(Items from a data source)
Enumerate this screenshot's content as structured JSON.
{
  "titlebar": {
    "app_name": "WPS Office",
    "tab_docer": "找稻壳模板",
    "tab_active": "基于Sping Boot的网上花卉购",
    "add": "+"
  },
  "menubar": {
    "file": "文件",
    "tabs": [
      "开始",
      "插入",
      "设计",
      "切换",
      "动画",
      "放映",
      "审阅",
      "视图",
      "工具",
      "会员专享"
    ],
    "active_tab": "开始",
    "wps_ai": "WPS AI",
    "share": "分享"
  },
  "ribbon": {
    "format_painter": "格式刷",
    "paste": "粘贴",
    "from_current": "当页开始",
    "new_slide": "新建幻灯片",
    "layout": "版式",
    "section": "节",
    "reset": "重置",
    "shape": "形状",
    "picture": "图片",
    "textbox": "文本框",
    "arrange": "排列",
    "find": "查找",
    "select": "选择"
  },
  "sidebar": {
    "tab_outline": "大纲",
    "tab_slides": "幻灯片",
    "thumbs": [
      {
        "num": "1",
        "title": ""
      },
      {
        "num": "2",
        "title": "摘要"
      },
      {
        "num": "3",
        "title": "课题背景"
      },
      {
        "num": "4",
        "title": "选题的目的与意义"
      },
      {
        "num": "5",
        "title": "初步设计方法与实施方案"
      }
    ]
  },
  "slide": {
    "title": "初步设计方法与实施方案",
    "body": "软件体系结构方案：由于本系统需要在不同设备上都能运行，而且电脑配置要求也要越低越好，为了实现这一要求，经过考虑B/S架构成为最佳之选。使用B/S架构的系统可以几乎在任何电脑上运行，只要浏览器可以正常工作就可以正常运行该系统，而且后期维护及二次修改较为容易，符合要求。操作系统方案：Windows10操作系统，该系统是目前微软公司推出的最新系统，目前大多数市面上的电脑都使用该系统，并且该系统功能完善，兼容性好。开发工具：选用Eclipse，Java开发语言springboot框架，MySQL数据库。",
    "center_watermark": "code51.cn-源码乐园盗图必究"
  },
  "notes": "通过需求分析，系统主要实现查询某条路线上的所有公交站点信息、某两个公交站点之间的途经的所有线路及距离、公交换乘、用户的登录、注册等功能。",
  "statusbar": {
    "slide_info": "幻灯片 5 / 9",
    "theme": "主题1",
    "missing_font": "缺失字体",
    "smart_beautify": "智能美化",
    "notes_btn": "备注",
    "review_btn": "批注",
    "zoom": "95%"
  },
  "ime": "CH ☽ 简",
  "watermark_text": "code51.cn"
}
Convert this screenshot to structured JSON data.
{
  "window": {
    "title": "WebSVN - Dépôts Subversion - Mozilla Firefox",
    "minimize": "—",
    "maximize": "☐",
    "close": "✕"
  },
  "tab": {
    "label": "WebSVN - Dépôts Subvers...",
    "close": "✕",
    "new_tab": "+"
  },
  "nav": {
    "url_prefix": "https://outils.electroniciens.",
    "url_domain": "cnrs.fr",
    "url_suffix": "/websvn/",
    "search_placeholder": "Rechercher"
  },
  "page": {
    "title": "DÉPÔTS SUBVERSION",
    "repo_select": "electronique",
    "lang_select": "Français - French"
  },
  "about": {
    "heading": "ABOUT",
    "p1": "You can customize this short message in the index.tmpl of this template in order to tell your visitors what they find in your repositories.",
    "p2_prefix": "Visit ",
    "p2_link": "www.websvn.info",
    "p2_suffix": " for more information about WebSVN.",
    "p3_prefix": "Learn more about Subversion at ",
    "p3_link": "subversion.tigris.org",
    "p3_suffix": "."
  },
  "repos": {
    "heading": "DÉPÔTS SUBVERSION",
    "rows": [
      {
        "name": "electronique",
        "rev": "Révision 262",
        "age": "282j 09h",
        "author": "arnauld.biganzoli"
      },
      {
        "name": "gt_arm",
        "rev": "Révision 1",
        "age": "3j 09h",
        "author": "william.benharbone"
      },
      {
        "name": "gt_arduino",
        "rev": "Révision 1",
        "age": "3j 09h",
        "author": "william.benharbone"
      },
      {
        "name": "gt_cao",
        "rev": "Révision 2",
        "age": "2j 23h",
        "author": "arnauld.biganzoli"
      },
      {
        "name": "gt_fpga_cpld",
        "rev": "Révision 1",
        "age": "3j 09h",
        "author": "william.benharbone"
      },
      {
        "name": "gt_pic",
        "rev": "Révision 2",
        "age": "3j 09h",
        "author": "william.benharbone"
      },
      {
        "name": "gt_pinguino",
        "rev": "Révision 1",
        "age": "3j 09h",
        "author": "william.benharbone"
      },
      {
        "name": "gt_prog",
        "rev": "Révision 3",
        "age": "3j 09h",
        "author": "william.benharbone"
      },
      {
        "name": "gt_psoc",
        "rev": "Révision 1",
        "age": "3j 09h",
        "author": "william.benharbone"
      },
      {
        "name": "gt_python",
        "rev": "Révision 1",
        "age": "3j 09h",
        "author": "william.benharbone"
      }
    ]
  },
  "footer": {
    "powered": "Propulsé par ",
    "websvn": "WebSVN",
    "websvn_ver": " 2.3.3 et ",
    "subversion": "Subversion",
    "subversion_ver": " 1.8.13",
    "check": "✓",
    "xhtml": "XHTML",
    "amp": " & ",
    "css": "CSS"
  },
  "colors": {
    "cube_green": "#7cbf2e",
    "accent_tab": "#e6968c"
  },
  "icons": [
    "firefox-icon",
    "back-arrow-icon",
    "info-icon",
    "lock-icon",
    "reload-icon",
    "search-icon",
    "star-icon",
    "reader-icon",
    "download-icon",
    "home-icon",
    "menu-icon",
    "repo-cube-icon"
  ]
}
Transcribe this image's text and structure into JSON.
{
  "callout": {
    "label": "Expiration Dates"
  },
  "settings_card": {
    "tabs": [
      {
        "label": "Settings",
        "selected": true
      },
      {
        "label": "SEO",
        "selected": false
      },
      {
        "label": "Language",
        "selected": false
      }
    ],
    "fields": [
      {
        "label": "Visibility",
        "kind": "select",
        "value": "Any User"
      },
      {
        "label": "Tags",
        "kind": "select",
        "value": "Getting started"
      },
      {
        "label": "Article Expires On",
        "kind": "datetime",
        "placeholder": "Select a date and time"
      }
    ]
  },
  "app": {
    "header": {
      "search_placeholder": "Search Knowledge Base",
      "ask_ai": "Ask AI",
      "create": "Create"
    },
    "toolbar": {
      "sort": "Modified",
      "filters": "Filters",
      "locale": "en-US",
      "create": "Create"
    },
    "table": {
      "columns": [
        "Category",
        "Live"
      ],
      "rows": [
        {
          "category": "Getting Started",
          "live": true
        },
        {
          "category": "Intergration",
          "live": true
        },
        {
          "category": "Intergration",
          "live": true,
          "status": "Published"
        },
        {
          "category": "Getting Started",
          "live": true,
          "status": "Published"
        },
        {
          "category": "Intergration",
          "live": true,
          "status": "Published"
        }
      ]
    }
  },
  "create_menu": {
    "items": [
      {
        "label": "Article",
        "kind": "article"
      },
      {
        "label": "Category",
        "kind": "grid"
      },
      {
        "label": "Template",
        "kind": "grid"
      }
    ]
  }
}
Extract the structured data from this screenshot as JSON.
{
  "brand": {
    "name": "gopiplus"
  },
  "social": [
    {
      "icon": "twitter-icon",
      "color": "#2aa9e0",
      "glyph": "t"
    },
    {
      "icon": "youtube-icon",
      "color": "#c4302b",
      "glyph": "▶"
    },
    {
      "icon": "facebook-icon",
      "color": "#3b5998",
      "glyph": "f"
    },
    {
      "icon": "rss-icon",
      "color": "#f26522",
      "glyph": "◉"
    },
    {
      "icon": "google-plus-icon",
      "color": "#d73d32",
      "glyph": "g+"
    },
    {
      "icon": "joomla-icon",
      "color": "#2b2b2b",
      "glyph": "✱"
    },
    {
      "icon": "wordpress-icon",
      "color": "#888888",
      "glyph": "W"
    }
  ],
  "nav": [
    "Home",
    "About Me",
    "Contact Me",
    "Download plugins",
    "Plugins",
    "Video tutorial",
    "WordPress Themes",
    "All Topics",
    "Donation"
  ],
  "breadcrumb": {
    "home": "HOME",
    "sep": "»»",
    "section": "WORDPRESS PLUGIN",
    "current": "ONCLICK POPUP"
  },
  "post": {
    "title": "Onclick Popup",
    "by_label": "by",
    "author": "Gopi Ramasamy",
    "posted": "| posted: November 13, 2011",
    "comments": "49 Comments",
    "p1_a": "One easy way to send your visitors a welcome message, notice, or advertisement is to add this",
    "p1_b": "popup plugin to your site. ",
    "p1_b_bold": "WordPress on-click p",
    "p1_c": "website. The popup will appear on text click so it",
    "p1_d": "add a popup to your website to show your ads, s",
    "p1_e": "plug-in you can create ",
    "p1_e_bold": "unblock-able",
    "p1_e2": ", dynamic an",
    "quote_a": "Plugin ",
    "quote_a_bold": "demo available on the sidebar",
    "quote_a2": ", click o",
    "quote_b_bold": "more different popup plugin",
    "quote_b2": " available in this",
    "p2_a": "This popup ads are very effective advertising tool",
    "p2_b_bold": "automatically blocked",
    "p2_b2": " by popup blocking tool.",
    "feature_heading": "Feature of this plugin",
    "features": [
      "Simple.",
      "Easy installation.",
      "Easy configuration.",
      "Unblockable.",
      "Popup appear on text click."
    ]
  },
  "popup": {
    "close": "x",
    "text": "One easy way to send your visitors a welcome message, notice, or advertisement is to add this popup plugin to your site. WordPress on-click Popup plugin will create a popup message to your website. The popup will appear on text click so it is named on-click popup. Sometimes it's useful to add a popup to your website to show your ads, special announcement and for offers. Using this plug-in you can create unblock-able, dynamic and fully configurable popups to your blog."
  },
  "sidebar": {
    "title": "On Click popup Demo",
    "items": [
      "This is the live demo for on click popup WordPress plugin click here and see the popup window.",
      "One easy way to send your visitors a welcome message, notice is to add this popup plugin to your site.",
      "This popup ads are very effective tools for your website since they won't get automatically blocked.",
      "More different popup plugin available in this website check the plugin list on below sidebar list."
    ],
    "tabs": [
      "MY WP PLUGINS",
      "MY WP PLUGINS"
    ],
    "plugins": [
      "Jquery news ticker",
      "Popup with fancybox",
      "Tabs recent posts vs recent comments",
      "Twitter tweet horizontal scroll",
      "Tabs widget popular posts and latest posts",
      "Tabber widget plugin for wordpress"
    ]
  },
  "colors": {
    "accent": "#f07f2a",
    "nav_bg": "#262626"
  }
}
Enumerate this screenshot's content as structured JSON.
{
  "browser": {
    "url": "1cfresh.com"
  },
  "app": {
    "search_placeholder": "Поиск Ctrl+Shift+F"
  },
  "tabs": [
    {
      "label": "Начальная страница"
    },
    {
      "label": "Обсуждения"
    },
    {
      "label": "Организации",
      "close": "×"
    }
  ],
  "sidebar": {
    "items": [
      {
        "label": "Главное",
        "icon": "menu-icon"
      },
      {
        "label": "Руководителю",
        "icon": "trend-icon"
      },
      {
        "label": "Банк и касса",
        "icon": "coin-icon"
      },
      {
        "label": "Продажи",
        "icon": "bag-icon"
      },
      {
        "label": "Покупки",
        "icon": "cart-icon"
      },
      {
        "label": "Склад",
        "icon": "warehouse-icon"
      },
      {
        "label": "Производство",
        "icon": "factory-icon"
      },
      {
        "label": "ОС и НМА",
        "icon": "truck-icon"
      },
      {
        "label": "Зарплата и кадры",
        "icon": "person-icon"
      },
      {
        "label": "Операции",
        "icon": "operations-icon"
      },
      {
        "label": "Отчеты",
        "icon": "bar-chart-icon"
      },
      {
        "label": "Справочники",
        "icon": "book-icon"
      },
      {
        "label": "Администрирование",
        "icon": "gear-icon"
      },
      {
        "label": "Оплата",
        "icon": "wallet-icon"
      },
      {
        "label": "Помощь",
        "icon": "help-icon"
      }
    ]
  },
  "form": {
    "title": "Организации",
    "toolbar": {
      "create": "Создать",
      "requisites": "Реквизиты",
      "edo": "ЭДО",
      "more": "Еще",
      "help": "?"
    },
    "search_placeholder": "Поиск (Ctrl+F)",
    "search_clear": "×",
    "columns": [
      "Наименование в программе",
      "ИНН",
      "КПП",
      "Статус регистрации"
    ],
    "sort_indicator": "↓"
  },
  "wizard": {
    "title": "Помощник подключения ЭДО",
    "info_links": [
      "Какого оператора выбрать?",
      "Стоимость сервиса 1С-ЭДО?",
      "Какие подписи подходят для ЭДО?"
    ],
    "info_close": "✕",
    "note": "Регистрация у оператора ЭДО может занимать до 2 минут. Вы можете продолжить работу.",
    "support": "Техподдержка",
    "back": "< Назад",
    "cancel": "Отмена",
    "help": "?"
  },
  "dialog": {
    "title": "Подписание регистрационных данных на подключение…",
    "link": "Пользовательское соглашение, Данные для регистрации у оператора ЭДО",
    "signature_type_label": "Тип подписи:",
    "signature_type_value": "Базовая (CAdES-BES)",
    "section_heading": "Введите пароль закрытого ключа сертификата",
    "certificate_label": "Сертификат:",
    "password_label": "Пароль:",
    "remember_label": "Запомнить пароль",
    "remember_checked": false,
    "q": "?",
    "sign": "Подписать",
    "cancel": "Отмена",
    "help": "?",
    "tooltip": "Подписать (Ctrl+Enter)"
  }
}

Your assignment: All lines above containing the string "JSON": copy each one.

Output for this task:
Enumerate this screenshot's content as structured JSON.
Convert this screenshot to structured JSON data.
Transcribe this image's text and structure into JSON.
Extract the structured data from this screenshot as JSON.
Enumerate this screenshot's content as structured JSON.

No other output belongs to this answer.